The specific tasks in this projects would be:

  • literature study,
  • careful identification of java.util classes and interfaces to be specified, including the order and dependencies of the selected classes,
  • using the chosen formalism, specification of the selected classes,
  • evaluation of the specifications. For the separation logic this would be done with the current version of the VerCors tool and/or possibly by manual correctness proofs of the API implementation. For the dynamic frames specifications the evaluation should be done with the KeY system by verifying parts of the API implementation,
  • overall evaluation of the work and the tools.

References and bootstrap reading:

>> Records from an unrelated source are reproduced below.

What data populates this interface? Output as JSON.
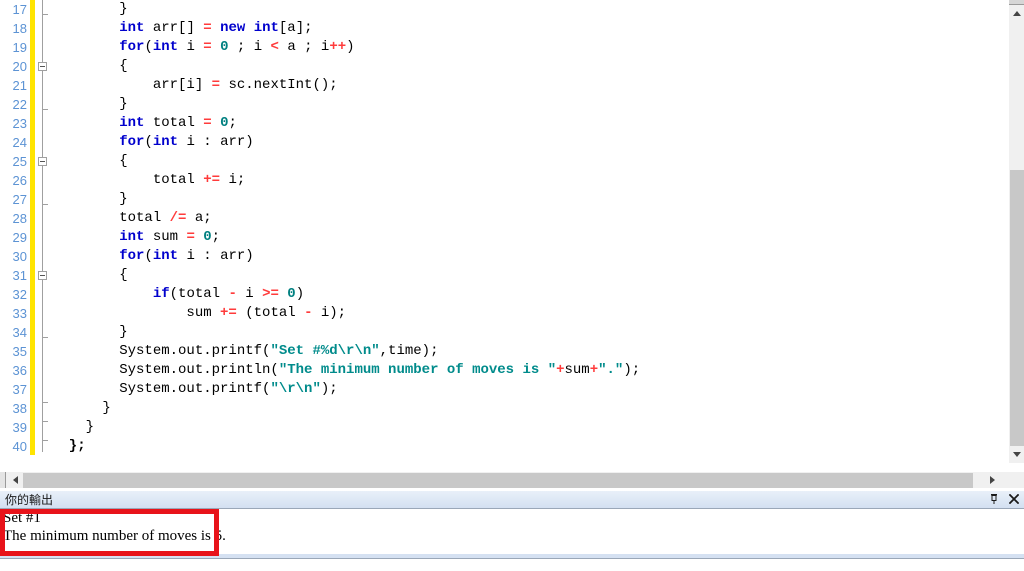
{
  "editor": {
    "first_line_number": 17,
    "lines": [
      {
        "num": "17",
        "fold": "tick-mid",
        "tokens": [
          {
            "t": "plain",
            "v": "        }"
          }
        ]
      },
      {
        "num": "18",
        "fold": "rail",
        "tokens": [
          {
            "t": "plain",
            "v": "        "
          },
          {
            "t": "kw",
            "v": "int"
          },
          {
            "t": "plain",
            "v": " arr[] "
          },
          {
            "t": "op",
            "v": "="
          },
          {
            "t": "plain",
            "v": " "
          },
          {
            "t": "kw",
            "v": "new"
          },
          {
            "t": "plain",
            "v": " "
          },
          {
            "t": "kw",
            "v": "int"
          },
          {
            "t": "plain",
            "v": "[a];"
          }
        ]
      },
      {
        "num": "19",
        "fold": "rail",
        "tokens": [
          {
            "t": "plain",
            "v": "        "
          },
          {
            "t": "kw",
            "v": "for"
          },
          {
            "t": "plain",
            "v": "("
          },
          {
            "t": "kw",
            "v": "int"
          },
          {
            "t": "plain",
            "v": " i "
          },
          {
            "t": "op",
            "v": "="
          },
          {
            "t": "plain",
            "v": " "
          },
          {
            "t": "num",
            "v": "0"
          },
          {
            "t": "plain",
            "v": " ; i "
          },
          {
            "t": "op",
            "v": "<"
          },
          {
            "t": "plain",
            "v": " a ; i"
          },
          {
            "t": "op",
            "v": "++"
          },
          {
            "t": "plain",
            "v": ")"
          }
        ]
      },
      {
        "num": "20",
        "fold": "box",
        "tokens": [
          {
            "t": "plain",
            "v": "        {"
          }
        ]
      },
      {
        "num": "21",
        "fold": "rail",
        "tokens": [
          {
            "t": "plain",
            "v": "            arr[i] "
          },
          {
            "t": "op",
            "v": "="
          },
          {
            "t": "plain",
            "v": " sc.nextInt();"
          }
        ]
      },
      {
        "num": "22",
        "fold": "tick-mid",
        "tokens": [
          {
            "t": "plain",
            "v": "        }"
          }
        ]
      },
      {
        "num": "23",
        "fold": "rail",
        "tokens": [
          {
            "t": "plain",
            "v": "        "
          },
          {
            "t": "kw",
            "v": "int"
          },
          {
            "t": "plain",
            "v": " total "
          },
          {
            "t": "op",
            "v": "="
          },
          {
            "t": "plain",
            "v": " "
          },
          {
            "t": "num",
            "v": "0"
          },
          {
            "t": "plain",
            "v": ";"
          }
        ]
      },
      {
        "num": "24",
        "fold": "rail",
        "tokens": [
          {
            "t": "plain",
            "v": "        "
          },
          {
            "t": "kw",
            "v": "for"
          },
          {
            "t": "plain",
            "v": "("
          },
          {
            "t": "kw",
            "v": "int"
          },
          {
            "t": "plain",
            "v": " i : arr)"
          }
        ]
      },
      {
        "num": "25",
        "fold": "box",
        "tokens": [
          {
            "t": "plain",
            "v": "        {"
          }
        ]
      },
      {
        "num": "26",
        "fold": "rail",
        "tokens": [
          {
            "t": "plain",
            "v": "            total "
          },
          {
            "t": "op",
            "v": "+="
          },
          {
            "t": "plain",
            "v": " i;"
          }
        ]
      },
      {
        "num": "27",
        "fold": "tick-mid",
        "tokens": [
          {
            "t": "plain",
            "v": "        }"
          }
        ]
      },
      {
        "num": "28",
        "fold": "rail",
        "tokens": [
          {
            "t": "plain",
            "v": "        total "
          },
          {
            "t": "op",
            "v": "/="
          },
          {
            "t": "plain",
            "v": " a;"
          }
        ]
      },
      {
        "num": "29",
        "fold": "rail",
        "tokens": [
          {
            "t": "plain",
            "v": "        "
          },
          {
            "t": "kw",
            "v": "int"
          },
          {
            "t": "plain",
            "v": " sum "
          },
          {
            "t": "op",
            "v": "="
          },
          {
            "t": "plain",
            "v": " "
          },
          {
            "t": "num",
            "v": "0"
          },
          {
            "t": "plain",
            "v": ";"
          }
        ]
      },
      {
        "num": "30",
        "fold": "rail",
        "tokens": [
          {
            "t": "plain",
            "v": "        "
          },
          {
            "t": "kw",
            "v": "for"
          },
          {
            "t": "plain",
            "v": "("
          },
          {
            "t": "kw",
            "v": "int"
          },
          {
            "t": "plain",
            "v": " i : arr)"
          }
        ]
      },
      {
        "num": "31",
        "fold": "box",
        "tokens": [
          {
            "t": "plain",
            "v": "        {"
          }
        ]
      },
      {
        "num": "32",
        "fold": "rail",
        "tokens": [
          {
            "t": "plain",
            "v": "            "
          },
          {
            "t": "kw",
            "v": "if"
          },
          {
            "t": "plain",
            "v": "(total "
          },
          {
            "t": "op",
            "v": "-"
          },
          {
            "t": "plain",
            "v": " i "
          },
          {
            "t": "op",
            "v": ">="
          },
          {
            "t": "plain",
            "v": " "
          },
          {
            "t": "num",
            "v": "0"
          },
          {
            "t": "plain",
            "v": ")"
          }
        ]
      },
      {
        "num": "33",
        "fold": "rail",
        "tokens": [
          {
            "t": "plain",
            "v": "                sum "
          },
          {
            "t": "op",
            "v": "+="
          },
          {
            "t": "plain",
            "v": " (total "
          },
          {
            "t": "op",
            "v": "-"
          },
          {
            "t": "plain",
            "v": " i);"
          }
        ]
      },
      {
        "num": "34",
        "fold": "tick-mid",
        "tokens": [
          {
            "t": "plain",
            "v": "        }"
          }
        ]
      },
      {
        "num": "35",
        "fold": "rail",
        "tokens": [
          {
            "t": "plain",
            "v": "        System.out.printf("
          },
          {
            "t": "str",
            "v": "\"Set #%d\\r\\n\""
          },
          {
            "t": "plain",
            "v": ",time);"
          }
        ]
      },
      {
        "num": "36",
        "fold": "rail",
        "tokens": [
          {
            "t": "plain",
            "v": "        System.out.println("
          },
          {
            "t": "str",
            "v": "\"The minimum number of moves is \""
          },
          {
            "t": "op",
            "v": "+"
          },
          {
            "t": "plain",
            "v": "sum"
          },
          {
            "t": "op",
            "v": "+"
          },
          {
            "t": "str",
            "v": "\".\""
          },
          {
            "t": "plain",
            "v": ");"
          }
        ]
      },
      {
        "num": "37",
        "fold": "rail",
        "tokens": [
          {
            "t": "plain",
            "v": "        System.out.printf("
          },
          {
            "t": "str",
            "v": "\"\\r\\n\""
          },
          {
            "t": "plain",
            "v": ");"
          }
        ]
      },
      {
        "num": "38",
        "fold": "tick-top",
        "tokens": [
          {
            "t": "plain",
            "v": "      }"
          }
        ]
      },
      {
        "num": "39",
        "fold": "tick-top",
        "tokens": [
          {
            "t": "plain",
            "v": "    }"
          }
        ]
      },
      {
        "num": "40",
        "fold": "tick-top",
        "tokens": [
          {
            "t": "bold",
            "v": "  };"
          }
        ]
      }
    ],
    "vscrollbar": {
      "up_arrow": "scroll-up-arrow",
      "down_arrow": "scroll-down-arrow"
    },
    "hscrollbar": {
      "left_arrow": "scroll-left-arrow",
      "right_arrow": "scroll-right-arrow"
    }
  },
  "output_panel": {
    "title": "你的輸出",
    "pin_icon": "pin-icon",
    "close_icon": "close-icon",
    "lines": [
      "Set #1",
      "The minimum number of moves is 5."
    ]
  },
  "annotation": {
    "color": "#e8131a",
    "shape": "rectangle"
  },
  "colors": {
    "keyword": "#0000cd",
    "string": "#008b8b",
    "number": "#008080",
    "operator": "#ff3b3b",
    "line_number": "#5c93d4",
    "change_bar": "#ffe400",
    "panel_header": "#d3e0f1"
  }
}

  1. A. Amighi, S. Blom, M. Huisman, M. Zaharieva-Stojanovski. The VerCors Project. Setting Up Basecamp. In proceedings of Programming Languages meets Program Verification (PLPV 2012).
  2. Clément Hurlin. Specification and Verification of Multithreaded Object-Oriented Programs with Separation Logic. PhD thesis, Université Nice - Sophia Antipolis, September 2009.
  3. Gary T. Leavens, Joseph R. Kiniry, and Erik Poll. A JML tutorial: Modular specification and verification of functional behavior for Java. In Werner Damm and Holger Hermanns, editors, Computer Aided Verification 2007, LNCS 4590, Springer 2007.
  4. W. Mostowski. Formal Specifications for Java Real-time Libraries. CHARTER project deliverable D6.2.
  5. OpenJML:
  6. B. Weiß. Deductive Verification of Object-Oriented Software: Dynamic Frames, Dynamic Logic and Predicate Abstraction. [Primarly Chapter 2 & 3 on JML and JML*.]
  7. KeY project and tool.